Interface dataset entries
***

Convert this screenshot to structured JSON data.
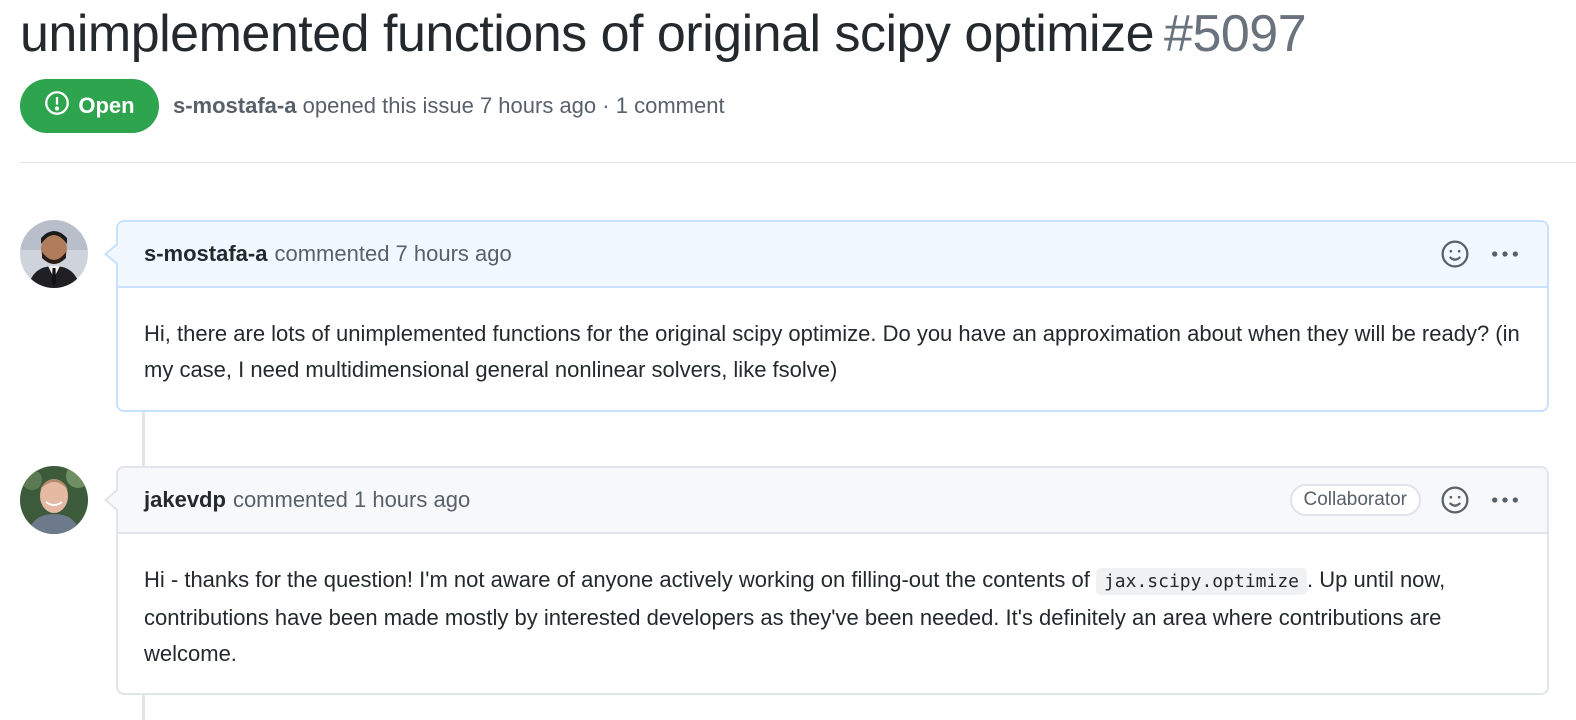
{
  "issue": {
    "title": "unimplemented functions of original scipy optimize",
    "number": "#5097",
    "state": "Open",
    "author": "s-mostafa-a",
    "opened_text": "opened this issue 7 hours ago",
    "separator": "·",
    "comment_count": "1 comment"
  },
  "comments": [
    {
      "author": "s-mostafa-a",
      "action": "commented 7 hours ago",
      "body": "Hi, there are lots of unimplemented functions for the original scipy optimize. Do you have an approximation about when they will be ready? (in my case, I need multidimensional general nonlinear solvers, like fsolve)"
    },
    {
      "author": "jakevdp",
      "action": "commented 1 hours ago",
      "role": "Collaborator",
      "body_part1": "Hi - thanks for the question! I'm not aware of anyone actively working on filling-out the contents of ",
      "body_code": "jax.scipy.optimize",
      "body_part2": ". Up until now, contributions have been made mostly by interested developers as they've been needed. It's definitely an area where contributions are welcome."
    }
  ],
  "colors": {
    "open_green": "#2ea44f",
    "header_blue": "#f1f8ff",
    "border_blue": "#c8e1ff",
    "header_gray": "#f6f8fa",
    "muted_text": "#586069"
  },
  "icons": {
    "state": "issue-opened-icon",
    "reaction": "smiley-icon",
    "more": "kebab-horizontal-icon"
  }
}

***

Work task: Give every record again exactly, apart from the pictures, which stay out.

Result of this exercise:
Convert this screenshot to structured JSON data.
{
  "issue": {
    "title": "unimplemented functions of original scipy optimize",
    "number": "#5097",
    "state": "Open",
    "author": "s-mostafa-a",
    "opened_text": "opened this issue 7 hours ago",
    "separator": "·",
    "comment_count": "1 comment"
  },
  "comments": [
    {
      "author": "s-mostafa-a",
      "action": "commented 7 hours ago",
      "body": "Hi, there are lots of unimplemented functions for the original scipy optimize. Do you have an approximation about when they will be ready? (in my case, I need multidimensional general nonlinear solvers, like fsolve)"
    },
    {
      "author": "jakevdp",
      "action": "commented 1 hours ago",
      "role": "Collaborator",
      "body_part1": "Hi - thanks for the question! I'm not aware of anyone actively working on filling-out the contents of ",
      "body_code": "jax.scipy.optimize",
      "body_part2": ". Up until now, contributions have been made mostly by interested developers as they've been needed. It's definitely an area where contributions are welcome."
    }
  ],
  "colors": {
    "open_green": "#2ea44f",
    "header_blue": "#f1f8ff",
    "border_blue": "#c8e1ff",
    "header_gray": "#f6f8fa",
    "muted_text": "#586069"
  },
  "icons": {
    "state": "issue-opened-icon",
    "reaction": "smiley-icon",
    "more": "kebab-horizontal-icon"
  }
}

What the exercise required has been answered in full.